Stephanie Stepp, PhD
Dr. Stepp has research interests in risk factors for the development of borderline personality disorder in children and adolescents. She is also interested in statistical methods to model longitudinal data and improve assessment instruments. She has served as mentor for multiple successful post-doctoral fellows (e.g. Lori Scott, PhD) and graduate students
Brian Thoma, PhD
Dr. Thoma’s program of research examines the mental and behavioral health of lesbian, gay, bisexual, and transgender (LGBT) individuals. He is a licensed psychologist, and his work focuses on risk for suicidal behavior and prevention of HIV-related sexual risk behaviors among LGBT adolescents. He is currently the Principal Investigator of a National Institute of Mental Health grant to study biological mechanisms of suicidal behavior among sexual minority adolescents, and his recent work has examined mental health disparities between transgender and cisgender youth.
Kymberly Young, PhD

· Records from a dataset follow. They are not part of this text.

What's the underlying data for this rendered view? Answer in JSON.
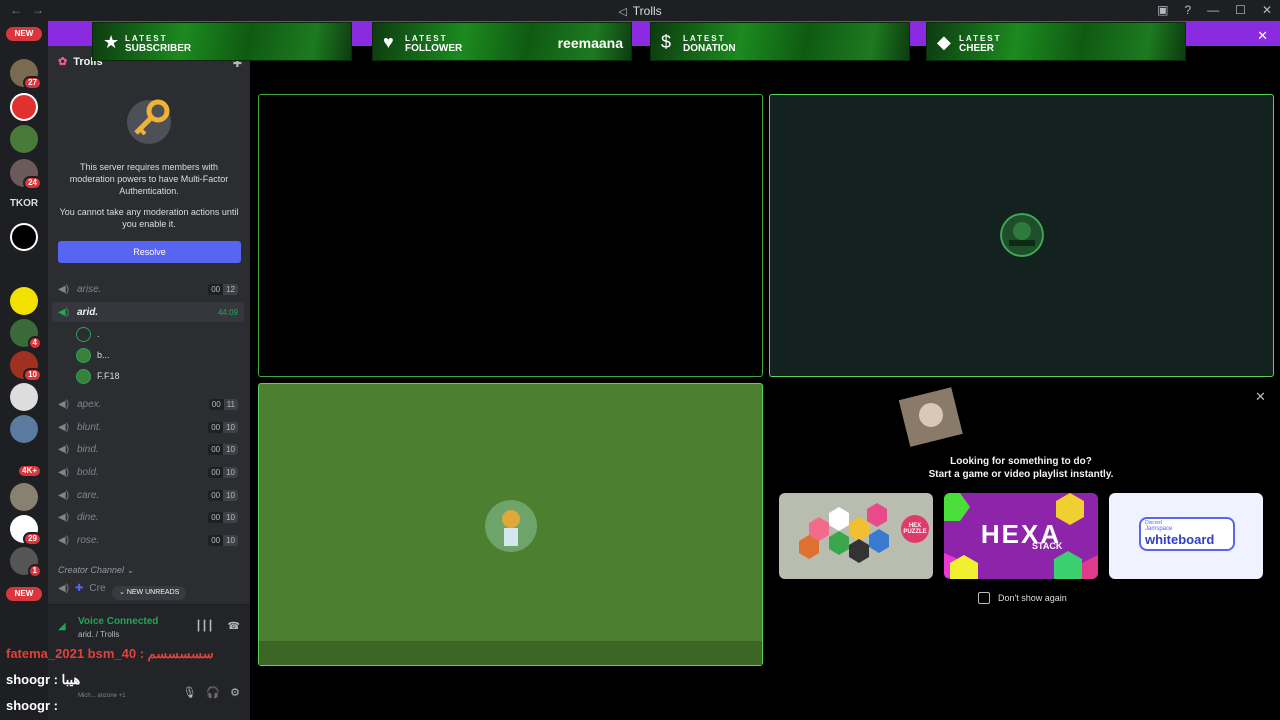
{
  "window": {
    "title": "Trolls"
  },
  "rail": {
    "new_top": "NEW",
    "new_bottom": "NEW",
    "tkor": "TKOR",
    "badges": [
      "27",
      "24",
      "4",
      "10",
      "4K+",
      "29",
      "1"
    ]
  },
  "server": {
    "name": "Trolls",
    "mfa_line1": "This server requires members with moderation powers to have Multi-Factor Authentication.",
    "mfa_line2": "You cannot take any moderation actions until you enable it.",
    "resolve": "Resolve"
  },
  "voice_channels": [
    {
      "name": "arise.",
      "a": "00",
      "b": "12"
    },
    {
      "name": "arid.",
      "timer": "44:09"
    },
    {
      "name": "apex.",
      "a": "00",
      "b": "11"
    },
    {
      "name": "blunt.",
      "a": "00",
      "b": "10"
    },
    {
      "name": "bind.",
      "a": "00",
      "b": "10"
    },
    {
      "name": "bold.",
      "a": "00",
      "b": "10"
    },
    {
      "name": "care.",
      "a": "00",
      "b": "10"
    },
    {
      "name": "dine.",
      "a": "00",
      "b": "10"
    },
    {
      "name": "rose.",
      "a": "00",
      "b": "10"
    }
  ],
  "members": [
    ".",
    "b...",
    "F.F18"
  ],
  "category": "Creator Channel",
  "create_channel": "Cre",
  "new_unreads": "NEW UNREADS",
  "voice_panel": {
    "title": "Voice Connected",
    "sub": "arid. / Trolls"
  },
  "user_panel": {
    "name": "Mich... anzone +1"
  },
  "chat": [
    {
      "text": "fatema_2021 bsm_40 : سسسسسم"
    },
    {
      "text": "shoogr : هيبا"
    },
    {
      "text": "shoogr :"
    }
  ],
  "alerts": [
    {
      "label1": "LATEST",
      "label2": "SUBSCRIBER",
      "value": ""
    },
    {
      "label1": "LATEST",
      "label2": "FOLLOWER",
      "value": "reemaana"
    },
    {
      "label1": "LATEST",
      "label2": "DONATION",
      "value": ""
    },
    {
      "label1": "LATEST",
      "label2": "CHEER",
      "value": ""
    }
  ],
  "activity": {
    "title": "Looking for something to do?",
    "subtitle": "Start a game or video playlist instantly.",
    "cards": [
      {
        "title": "HEX PUZZLE"
      },
      {
        "title": "HEXA",
        "sub": "STACK"
      },
      {
        "brand": "Discord",
        "title": "Jamspace",
        "sub": "whiteboard"
      }
    ],
    "dont_show": "Don't show again"
  },
  "colors": {
    "accent": "#5865f2",
    "voice_green": "#23a559",
    "alert_bar": "#8a2be2"
  }
}
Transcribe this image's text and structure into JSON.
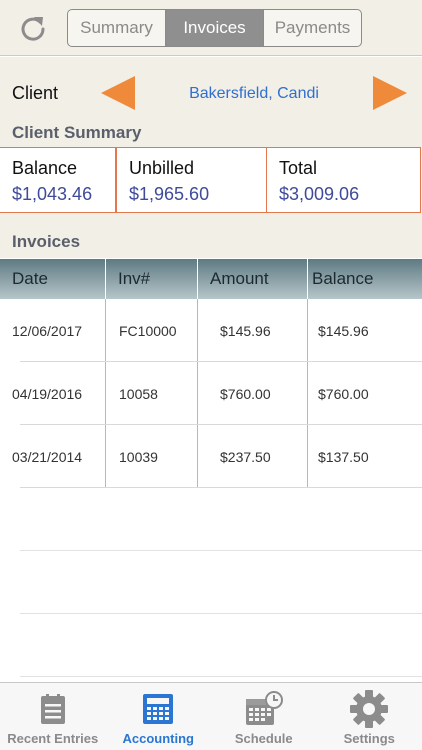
{
  "header": {
    "segments": [
      {
        "label": "Summary",
        "active": false
      },
      {
        "label": "Invoices",
        "active": true
      },
      {
        "label": "Payments",
        "active": false
      }
    ]
  },
  "client": {
    "label": "Client",
    "name": "Bakersfield, Candi"
  },
  "client_summary": {
    "title": "Client Summary",
    "balance_label": "Balance",
    "balance_value": "$1,043.46",
    "unbilled_label": "Unbilled",
    "unbilled_value": "$1,965.60",
    "total_label": "Total",
    "total_value": "$3,009.06"
  },
  "invoices": {
    "title": "Invoices",
    "columns": [
      "Date",
      "Inv#",
      "Amount",
      "Balance"
    ],
    "rows": [
      {
        "date": "12/06/2017",
        "inv": "FC10000",
        "amount": "$145.96",
        "balance": "$145.96"
      },
      {
        "date": "04/19/2016",
        "inv": "10058",
        "amount": "$760.00",
        "balance": "$760.00"
      },
      {
        "date": "03/21/2014",
        "inv": "10039",
        "amount": "$237.50",
        "balance": "$137.50"
      }
    ]
  },
  "tabbar": {
    "tabs": [
      {
        "label": "Recent Entries",
        "icon": "list-icon",
        "active": false
      },
      {
        "label": "Accounting",
        "icon": "calculator-icon",
        "active": true
      },
      {
        "label": "Schedule",
        "icon": "calendar-clock-icon",
        "active": false
      },
      {
        "label": "Settings",
        "icon": "gear-icon",
        "active": false
      }
    ]
  },
  "colors": {
    "accent": "#2a76d2",
    "arrow": "#ef8a3a",
    "summary_border": "#e07a4e",
    "value_text": "#3f4a9a"
  }
}
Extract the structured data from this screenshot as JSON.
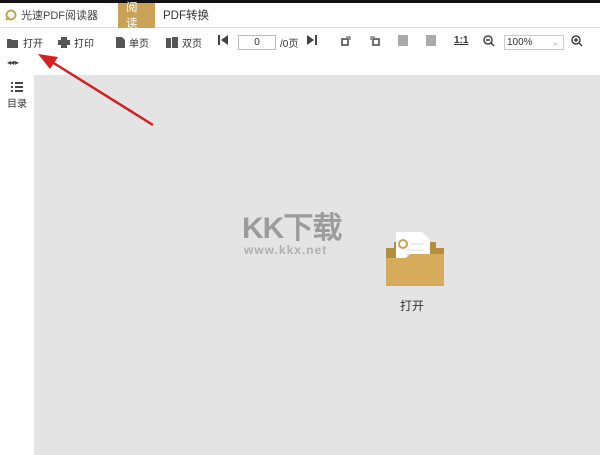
{
  "app": {
    "title": "光速PDF阅读器"
  },
  "tabs": [
    {
      "label": "阅读",
      "active": true
    },
    {
      "label": "PDF转换",
      "active": false
    }
  ],
  "toolbar": {
    "open": "打开",
    "print": "打印",
    "single_page": "单页",
    "double_page": "双页",
    "page_value": "0",
    "page_total": "/0页",
    "actual_size": "1:1",
    "zoom": "100%"
  },
  "sidebar": {
    "toc": "目录"
  },
  "main": {
    "open_label": "打开",
    "watermark": "KK下载",
    "watermark_url": "www.kkx.net"
  },
  "colors": {
    "accent": "#c9a256",
    "canvas": "#e4e4e4",
    "arrow": "#d42020"
  }
}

Dr. Young’s research focuses on understanding onset and recovery from emotional disorders, and on developing new neuroscience-derived behavioral treatments, including real-time fMRI neurofeedback. Using behavioral, physiological (EEG, galvanic skin response, heart rate, respiration), and functional imaging methods, she seeks to understand the physiological mechanisms of emotional information and autobiographical memory processing with the ultimate goal of developing techniques that allow individuals to modify these mechanisms directly. She is involved in mentoring post-doctoral fellows, K01 awardees, graduate, and undergraduate students.